### DATA SUPPLIED
'''

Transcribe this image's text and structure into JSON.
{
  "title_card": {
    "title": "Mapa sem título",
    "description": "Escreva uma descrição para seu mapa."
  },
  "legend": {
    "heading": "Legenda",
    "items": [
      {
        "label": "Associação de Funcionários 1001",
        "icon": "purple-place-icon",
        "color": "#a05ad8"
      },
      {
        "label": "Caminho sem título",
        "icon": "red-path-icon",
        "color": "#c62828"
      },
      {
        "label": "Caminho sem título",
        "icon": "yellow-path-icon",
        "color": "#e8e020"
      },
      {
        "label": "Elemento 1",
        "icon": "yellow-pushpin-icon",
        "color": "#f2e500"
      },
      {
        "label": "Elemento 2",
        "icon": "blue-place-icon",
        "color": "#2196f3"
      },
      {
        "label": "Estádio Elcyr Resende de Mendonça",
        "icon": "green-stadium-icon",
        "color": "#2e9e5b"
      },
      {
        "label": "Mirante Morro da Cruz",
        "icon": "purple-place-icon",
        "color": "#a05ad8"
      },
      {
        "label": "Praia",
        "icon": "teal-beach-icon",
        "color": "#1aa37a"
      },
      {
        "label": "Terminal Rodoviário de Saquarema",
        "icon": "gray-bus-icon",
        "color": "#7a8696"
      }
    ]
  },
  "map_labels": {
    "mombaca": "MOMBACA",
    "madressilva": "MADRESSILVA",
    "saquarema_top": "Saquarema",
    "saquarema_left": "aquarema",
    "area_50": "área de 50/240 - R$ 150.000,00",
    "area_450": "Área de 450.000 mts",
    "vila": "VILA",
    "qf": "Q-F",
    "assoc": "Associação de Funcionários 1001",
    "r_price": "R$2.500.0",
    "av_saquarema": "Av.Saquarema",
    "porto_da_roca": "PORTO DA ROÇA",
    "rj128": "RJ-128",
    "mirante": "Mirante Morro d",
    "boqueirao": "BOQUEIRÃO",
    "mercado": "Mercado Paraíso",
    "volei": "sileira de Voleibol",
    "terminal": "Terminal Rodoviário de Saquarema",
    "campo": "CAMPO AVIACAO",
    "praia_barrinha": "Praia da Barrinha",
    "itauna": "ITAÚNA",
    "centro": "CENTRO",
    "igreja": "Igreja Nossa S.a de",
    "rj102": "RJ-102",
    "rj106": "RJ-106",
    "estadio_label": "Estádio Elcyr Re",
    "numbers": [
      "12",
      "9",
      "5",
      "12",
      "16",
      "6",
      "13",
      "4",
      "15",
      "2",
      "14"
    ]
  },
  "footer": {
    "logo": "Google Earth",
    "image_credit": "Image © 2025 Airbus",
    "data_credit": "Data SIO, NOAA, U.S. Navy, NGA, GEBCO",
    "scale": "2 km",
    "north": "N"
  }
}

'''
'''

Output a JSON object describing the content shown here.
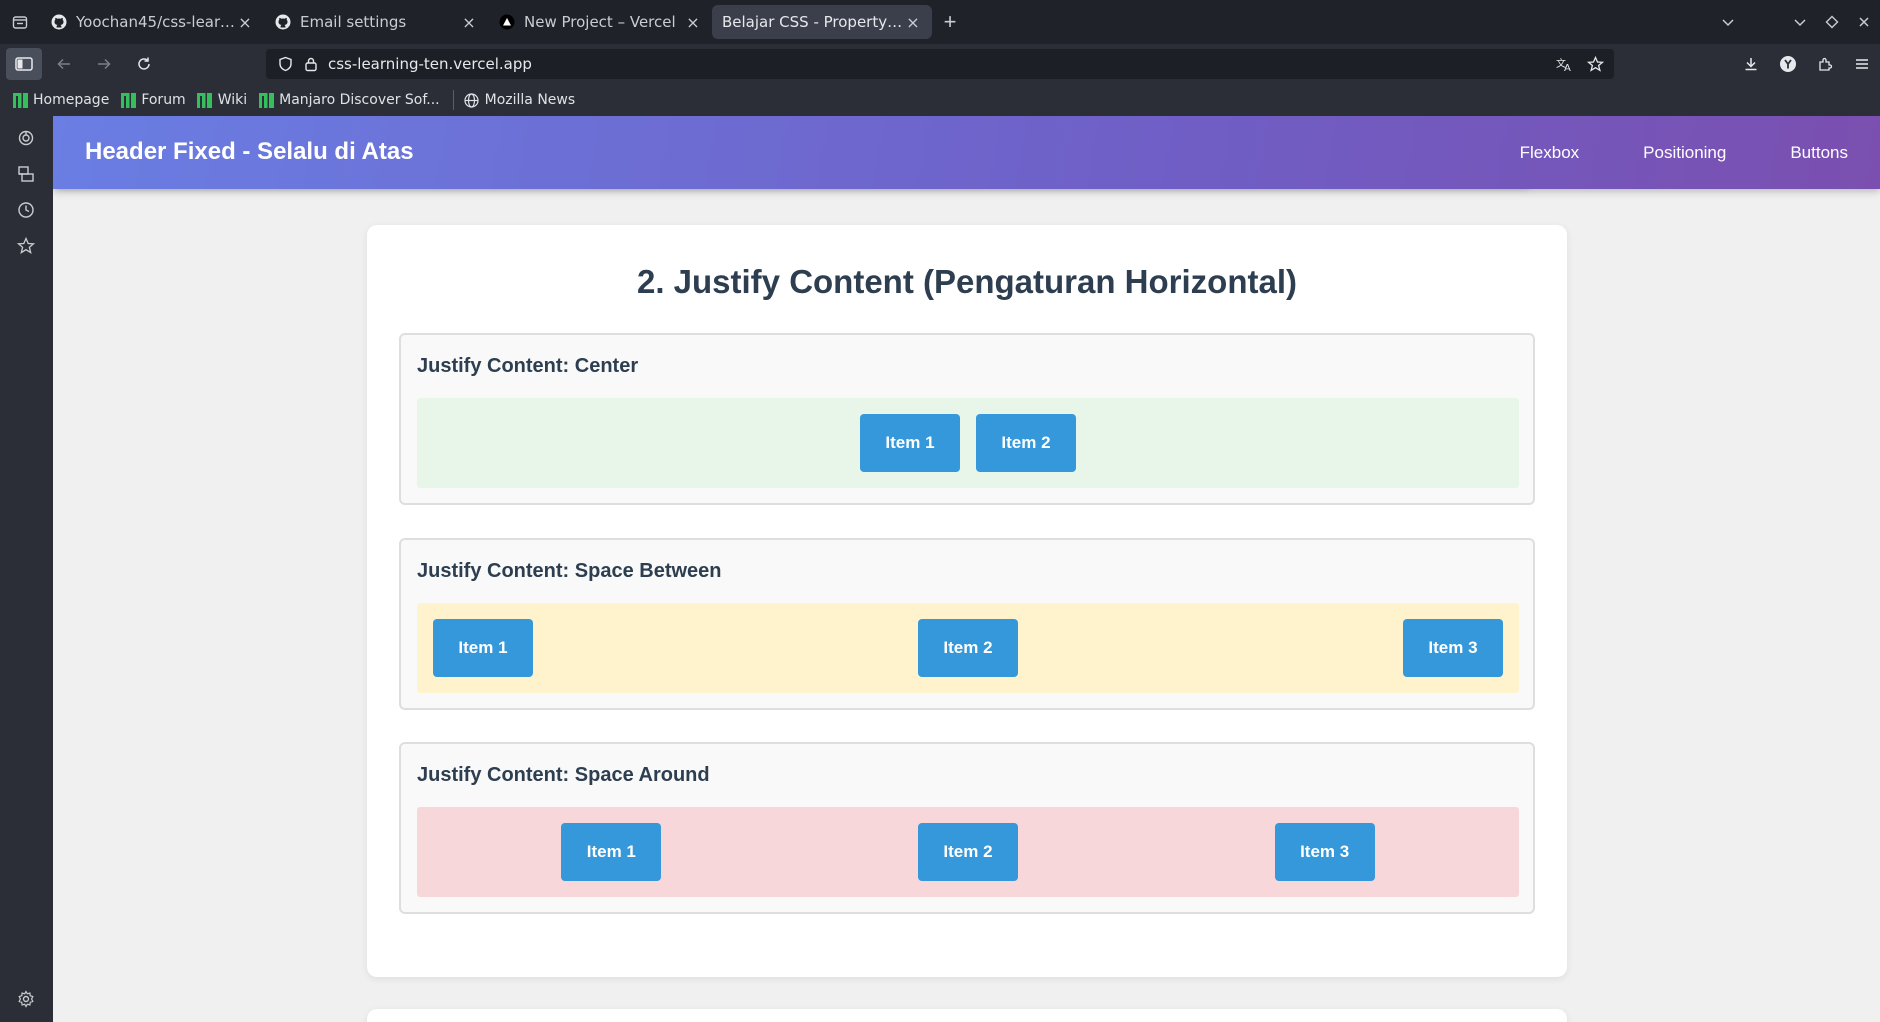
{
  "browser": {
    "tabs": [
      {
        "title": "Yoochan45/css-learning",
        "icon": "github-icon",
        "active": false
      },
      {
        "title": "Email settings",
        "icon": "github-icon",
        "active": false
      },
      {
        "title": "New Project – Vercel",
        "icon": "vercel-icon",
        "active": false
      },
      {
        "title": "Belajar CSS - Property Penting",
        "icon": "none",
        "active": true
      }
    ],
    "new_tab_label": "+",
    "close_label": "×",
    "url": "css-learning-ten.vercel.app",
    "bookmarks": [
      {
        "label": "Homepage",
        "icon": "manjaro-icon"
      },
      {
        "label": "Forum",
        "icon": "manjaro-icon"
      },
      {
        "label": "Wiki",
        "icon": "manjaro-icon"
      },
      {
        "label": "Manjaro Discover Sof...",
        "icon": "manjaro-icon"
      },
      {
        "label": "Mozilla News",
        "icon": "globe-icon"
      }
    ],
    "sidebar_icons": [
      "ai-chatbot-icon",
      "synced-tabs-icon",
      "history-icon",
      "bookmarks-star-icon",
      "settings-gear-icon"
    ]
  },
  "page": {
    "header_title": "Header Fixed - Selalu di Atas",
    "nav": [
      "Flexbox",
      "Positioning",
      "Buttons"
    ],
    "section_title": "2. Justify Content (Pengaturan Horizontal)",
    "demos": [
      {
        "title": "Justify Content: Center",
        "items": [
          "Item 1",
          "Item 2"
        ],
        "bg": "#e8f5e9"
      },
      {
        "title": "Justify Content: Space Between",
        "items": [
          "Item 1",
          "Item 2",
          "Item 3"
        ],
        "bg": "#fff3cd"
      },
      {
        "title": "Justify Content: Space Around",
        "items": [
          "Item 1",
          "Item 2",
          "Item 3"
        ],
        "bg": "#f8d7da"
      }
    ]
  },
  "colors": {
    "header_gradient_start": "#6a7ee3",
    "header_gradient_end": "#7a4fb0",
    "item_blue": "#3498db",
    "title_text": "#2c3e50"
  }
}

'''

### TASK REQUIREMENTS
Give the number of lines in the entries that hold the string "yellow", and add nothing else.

### REPLY
2